On the morning of Wednesday, June 22, 2011, beloved father, grandfather, great-grandfather, friend and just all around big hearted Melvin Charles “Mel” Biggs Sr., 88, left this mortal world to join his family. He moved to his final resting place in the Snowflake Cemetery on June 25. He was honored by an honor guard from American Legion Post 126.
Mel was born in Peoria on Oct. 14, 1922, under unusual circumstances. His mother, Blanche, had been on a trip visiting his father, who was working in New Mexico. She asked the conductor to stop the train they were riding there in Peoria. A kindly restaurant owner helped her to a back room in his restaurant, where Mel made his appearance to this world, and the rest, as they say, is history.
He lived in Lehi and Hillside before he enlisted in the Army.

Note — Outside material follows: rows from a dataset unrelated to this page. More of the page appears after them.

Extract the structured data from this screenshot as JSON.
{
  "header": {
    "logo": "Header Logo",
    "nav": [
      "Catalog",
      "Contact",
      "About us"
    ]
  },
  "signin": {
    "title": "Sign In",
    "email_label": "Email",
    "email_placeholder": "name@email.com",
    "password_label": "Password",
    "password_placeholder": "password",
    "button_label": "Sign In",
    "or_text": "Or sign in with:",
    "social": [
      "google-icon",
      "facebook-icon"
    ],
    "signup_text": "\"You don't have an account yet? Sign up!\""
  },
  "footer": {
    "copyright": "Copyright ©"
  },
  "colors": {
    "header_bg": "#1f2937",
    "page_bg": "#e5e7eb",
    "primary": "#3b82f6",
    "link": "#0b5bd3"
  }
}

Mel was a veteran of World War II, having served in the Army as a member of the 158th Infantry Combat Team (the Arizona Bushmasters), a reserve unit from the Arizona National Guard. He enlisted in April 1940, and he had to lie about his age by giving the incorrect year of birth in order to be accepted. His tour of duty took him to several places in the Pacific in the war against Japan. He never talked much about his experiences other than the usual mischief that a group of soldiers would get into, but he never lost his sense of patriotism, which he inspired in his children and grandchildren.

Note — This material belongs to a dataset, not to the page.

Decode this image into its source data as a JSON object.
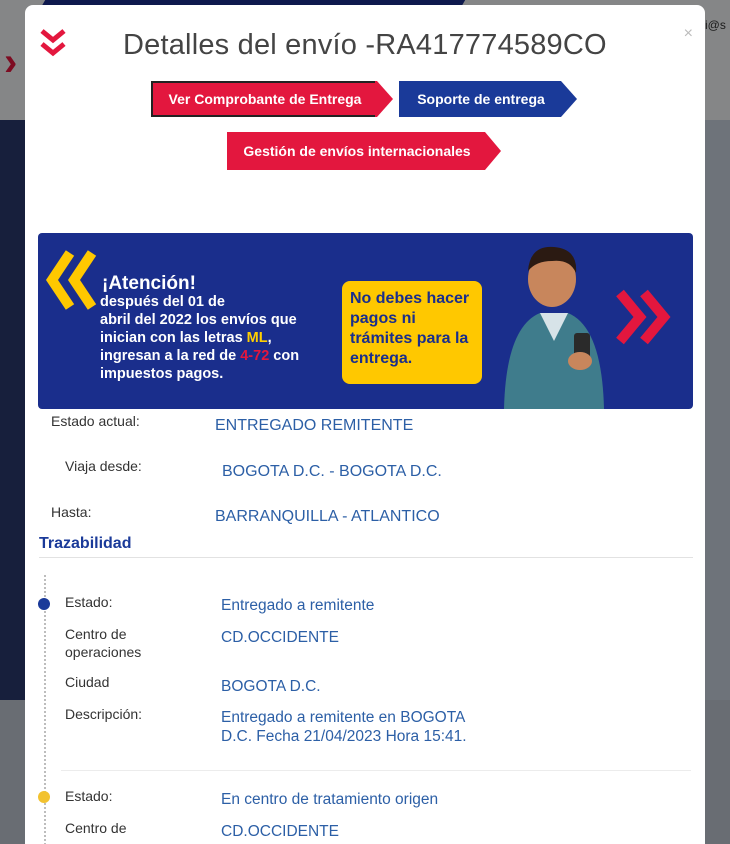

After his return, he met the love of his life, and they were married. Following several temporary homes they settled in south Phoenix. His job with Arizona Public Service Co. took him around the state, including Wickenburg, Yuma, Parker, Salome and Snowflake. It was in Snowflake that he retired.
They moved to Missouri and back. They lived in two homes in Mesa before finally moving in with their daughter, Karon, in Gilbert due to his and his wife’s failing health. They were later living with his daughter, Lynn, in Taylor when his eternal companion, Tiny, passed away. Mel was still living with Lynn when he passed away.

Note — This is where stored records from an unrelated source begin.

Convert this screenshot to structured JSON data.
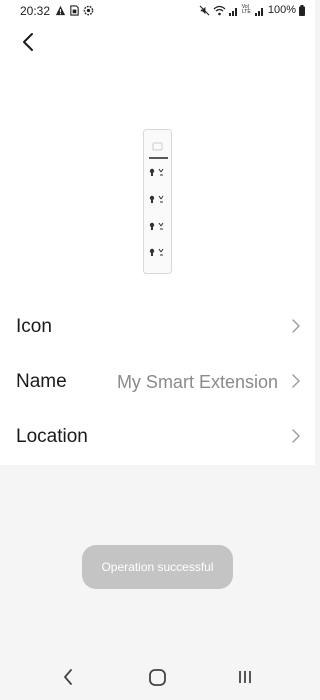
{
  "status_bar": {
    "time": "20:32",
    "left_icons": [
      "warning-icon",
      "sim-card-icon",
      "settings-badge-icon"
    ],
    "right_icons": [
      "mute-icon",
      "wifi-icon",
      "signal-icon-1",
      "signal-icon-2"
    ],
    "volte_label": "Vo)\nLTE",
    "battery_percent": "100%"
  },
  "header": {
    "back_icon": "back-arrow-icon"
  },
  "device": {
    "image": "power-strip-image",
    "outlet_count": 4
  },
  "settings_rows": [
    {
      "label": "Icon",
      "value": ""
    },
    {
      "label": "Name",
      "value": "My Smart Extension"
    },
    {
      "label": "Location",
      "value": ""
    }
  ],
  "toast": {
    "message": "Operation successful"
  },
  "nav_bar": {
    "icons": [
      "nav-back-icon",
      "nav-home-icon",
      "nav-recents-icon"
    ]
  },
  "colors": {
    "page_background": "#f5f5f5",
    "card_background": "#ffffff",
    "value_text": "#8a8a8a",
    "toast_background": "#c4c4c4"
  }
}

Mel was a member of The Church of Jesus Christ of Latter-day Saints, which he served in many capacities from teacher to member of a bishopric. He found no task beneath him, and he would put his whole heart into whatever was asked. Late in his life the only reason he wouldn’t be found with a broom in his hand was because of his disabilities–something that haunted him the whole time.
He was preceded in death by his parents, Thomas and Blanche; his two brothers, Thomas and George; his two sisters, Nell and Charlotte; and finally, his beloved companion, Orciabell (who everyone knew as Tiny). He was the last of his family to leave, and he is no doubt enjoying their company again.
He is mourned by his surviving family, including three children, Chuck, Marilynn and Karon; 14 grandchildren; and 45 great-grandchildren.
Silver Creek Mortuary of Taylor was in charge of the arrangements.